[Excerpted data — start]

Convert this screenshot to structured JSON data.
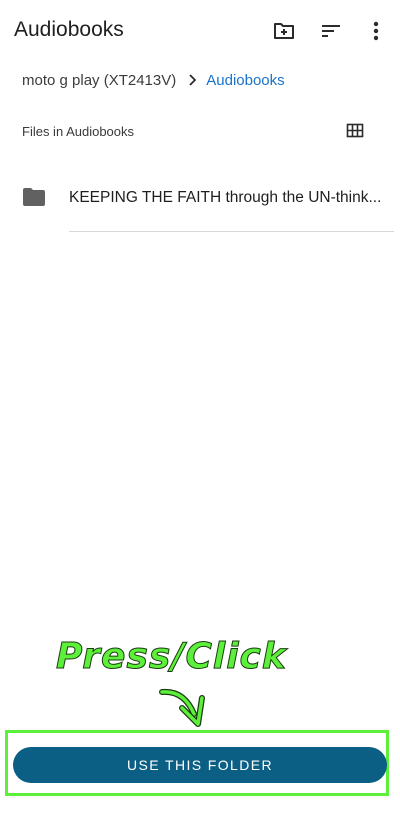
{
  "app_bar": {
    "title": "Audiobooks",
    "actions": [
      {
        "icon": "new-folder-icon"
      },
      {
        "icon": "sort-icon"
      },
      {
        "icon": "more-vert-icon"
      }
    ]
  },
  "breadcrumb": {
    "root": "moto g play (XT2413V)",
    "separator_icon": "chevron-right-icon",
    "current": "Audiobooks"
  },
  "section": {
    "label": "Files in Audiobooks",
    "view_toggle_icon": "grid-view-icon"
  },
  "files": [
    {
      "icon": "folder-icon",
      "name": "KEEPING THE FAITH through the UN-think..."
    }
  ],
  "annotation": {
    "text": "Press/Click",
    "arrow_icon": "curved-arrow-down-icon"
  },
  "primary_action": {
    "label": "USE THIS FOLDER"
  },
  "colors": {
    "accent": "#1a73c9",
    "button": "#0c5f84",
    "highlight": "#5cf03a"
  }
}
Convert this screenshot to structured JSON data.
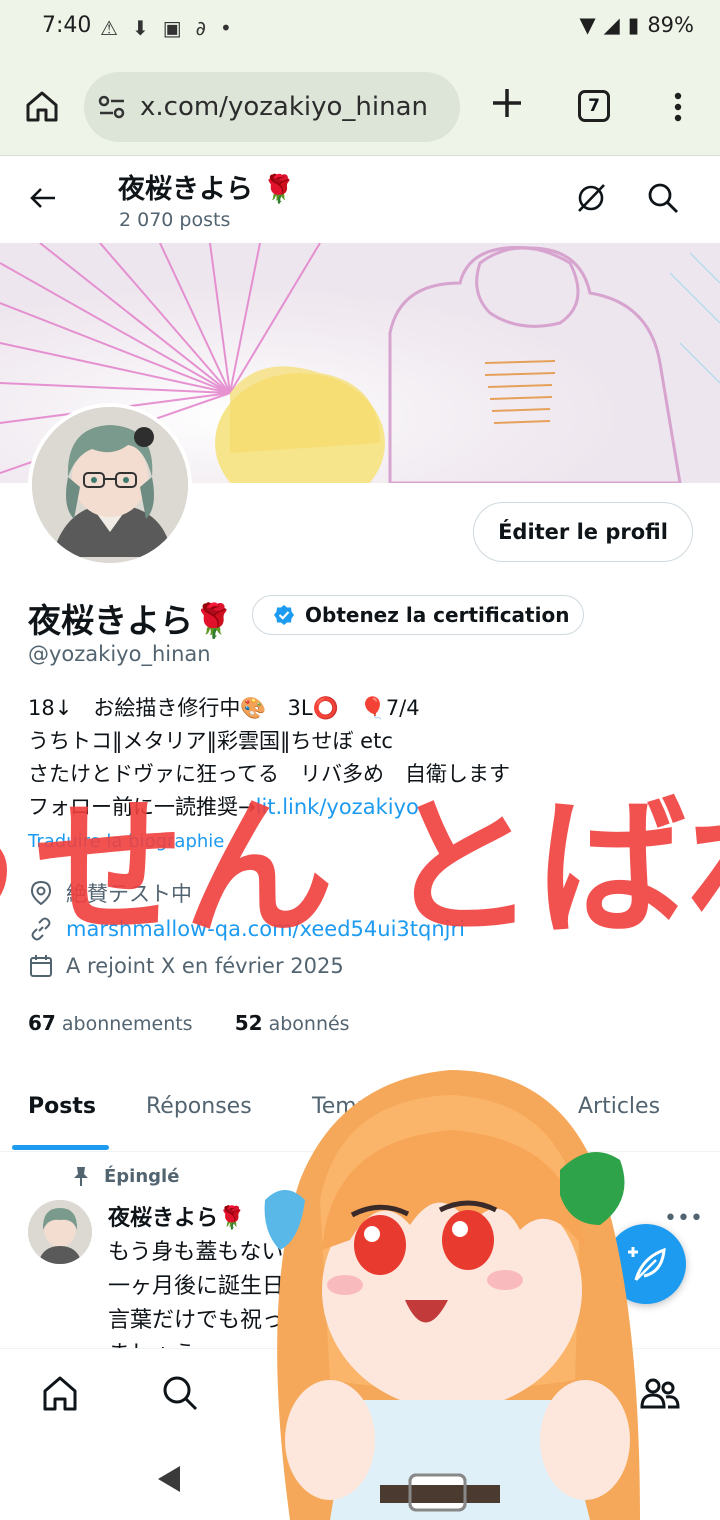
{
  "status_bar": {
    "time": "7:40",
    "battery": "89%",
    "icons": [
      "warning-icon",
      "download-icon",
      "app-icon",
      "nfc-icon",
      "dot-icon"
    ]
  },
  "browser": {
    "url": "x.com/yozakiyo_hinan",
    "tab_count": "7"
  },
  "header": {
    "name": "夜桜きよら",
    "posts_count": "2 070 posts"
  },
  "profile": {
    "display_name": "夜桜きよら",
    "verify_label": "Obtenez la certification",
    "handle": "@yozakiyo_hinan",
    "edit_label": "Éditer le profil",
    "bio_lines": [
      "18↓　お絵描き修行中🎨　3L⭕　🎈7/4",
      "うちトコ‖メタリア‖彩雲国‖ちせぼ etc",
      "さたけとドヴァに狂ってる　リバ多め　自衛します"
    ],
    "bio_line4_text": "フォロー前に一読推奨→",
    "bio_line4_link": "lit.link/yozakiyo",
    "translate": "Traduire la biographie",
    "location": "絶賛テスト中",
    "website": "marshmallow-qa.com/xeed54ui3tqnjri",
    "joined": "A rejoint X en février 2025",
    "following_count": "67",
    "following_label": "abonnements",
    "followers_count": "52",
    "followers_label": "abonnés"
  },
  "tabs": [
    {
      "label": "Posts",
      "active": true
    },
    {
      "label": "Réponses",
      "active": false
    },
    {
      "label": "Temps forts",
      "active": false
    },
    {
      "label": "Articles",
      "active": false
    }
  ],
  "pinned_post": {
    "pinned_label": "Épinglé",
    "author": "夜桜きよら",
    "lines": [
      "もう身も蓋もないですが",
      "一ヶ月後に誕生日です",
      "言葉だけでも祝ってくれたら嬉しいです！まし",
      "ましょう"
    ]
  },
  "overlay_text": "ふうせん とばねえ",
  "colors": {
    "accent": "#1d9bf0",
    "overlay_red": "#f0403e",
    "browser_bg": "#eef5e8"
  }
}
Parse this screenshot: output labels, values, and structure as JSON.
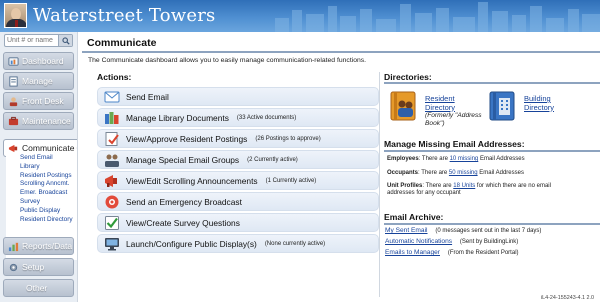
{
  "app": {
    "title": "Waterstreet Towers"
  },
  "search": {
    "placeholder": "Unit # or name"
  },
  "sidebar": {
    "items": [
      {
        "label": "Dashboard",
        "icon": "dashboard-icon"
      },
      {
        "label": "Manage",
        "icon": "manage-icon"
      },
      {
        "label": "Front Desk",
        "icon": "front-desk-icon"
      },
      {
        "label": "Maintenance",
        "icon": "maintenance-icon"
      },
      {
        "label": "Communicate",
        "icon": "communicate-icon",
        "active": true
      },
      {
        "label": "Reports/Data",
        "icon": "reports-icon"
      },
      {
        "label": "Setup",
        "icon": "setup-icon"
      },
      {
        "label": "Other",
        "icon": ""
      }
    ],
    "subitems": [
      "Send Email",
      "Library",
      "Resident Postings",
      "Scrolling Anncmt.",
      "Emer. Broadcast",
      "Survey",
      "Public Display",
      "Resident Directory"
    ]
  },
  "main": {
    "title": "Communicate",
    "intro": "The Communicate dashboard allows you to easily manage communication-related functions."
  },
  "actions": {
    "heading": "Actions:",
    "items": [
      {
        "label": "Send Email",
        "note": "",
        "icon": "email-icon"
      },
      {
        "label": "Manage Library Documents",
        "note": "(33 Active documents)",
        "icon": "library-books-icon"
      },
      {
        "label": "View/Approve Resident Postings",
        "note": "(26 Postings to approve)",
        "icon": "postings-icon"
      },
      {
        "label": "Manage Special Email Groups",
        "note": "(2 Currently active)",
        "icon": "email-groups-icon"
      },
      {
        "label": "View/Edit Scrolling Announcements",
        "note": "(1 Currently active)",
        "icon": "megaphone-icon"
      },
      {
        "label": "Send an Emergency Broadcast",
        "note": "",
        "icon": "emergency-broadcast-icon"
      },
      {
        "label": "View/Create Survey Questions",
        "note": "",
        "icon": "survey-check-icon"
      },
      {
        "label": "Launch/Configure Public Display(s)",
        "note": "(None currently active)",
        "icon": "public-display-icon"
      }
    ]
  },
  "directories": {
    "heading": "Directories:",
    "resident": {
      "line1": "Resident",
      "line2": "Directory",
      "sub1": "(Formerly \"Address",
      "sub2": "Book\")"
    },
    "building": {
      "line1": "Building",
      "line2": "Directory"
    }
  },
  "missing_email": {
    "heading": "Manage Missing Email Addresses:",
    "employees_label": "Employees",
    "employees_pre": ": There are ",
    "employees_link": "10 missing",
    "employees_post": " Email Addresses",
    "occupants_label": "Occupants",
    "occupants_pre": ": There are ",
    "occupants_link": "50 missing",
    "occupants_post": " Email Addresses",
    "profiles_label": "Unit Profiles",
    "profiles_pre": ": There are ",
    "profiles_link": "18 Units",
    "profiles_post1": " for which there are no email",
    "profiles_post2": "addresses for any occupant"
  },
  "archive": {
    "heading": "Email Archive:",
    "items": [
      {
        "link": "My Sent Email",
        "note": "(0  messages sent out in the last 7 days)"
      },
      {
        "link": "Automatic Notifications",
        "note": "(Sent by BuildingLink)"
      },
      {
        "link": "Emails to Manager",
        "note": "(From the Resident Portal)"
      }
    ]
  },
  "footer": {
    "version": "iL4-24-155243-4.1 2.0"
  },
  "colors": {
    "header": "#3f80c6",
    "link": "#17439a",
    "action_bg": "#e6edf7",
    "rule": "#8da3bf"
  }
}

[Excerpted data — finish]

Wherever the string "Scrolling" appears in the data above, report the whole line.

      "Scrolling Anncmt.",
        "label": "View/Edit Scrolling Announcements",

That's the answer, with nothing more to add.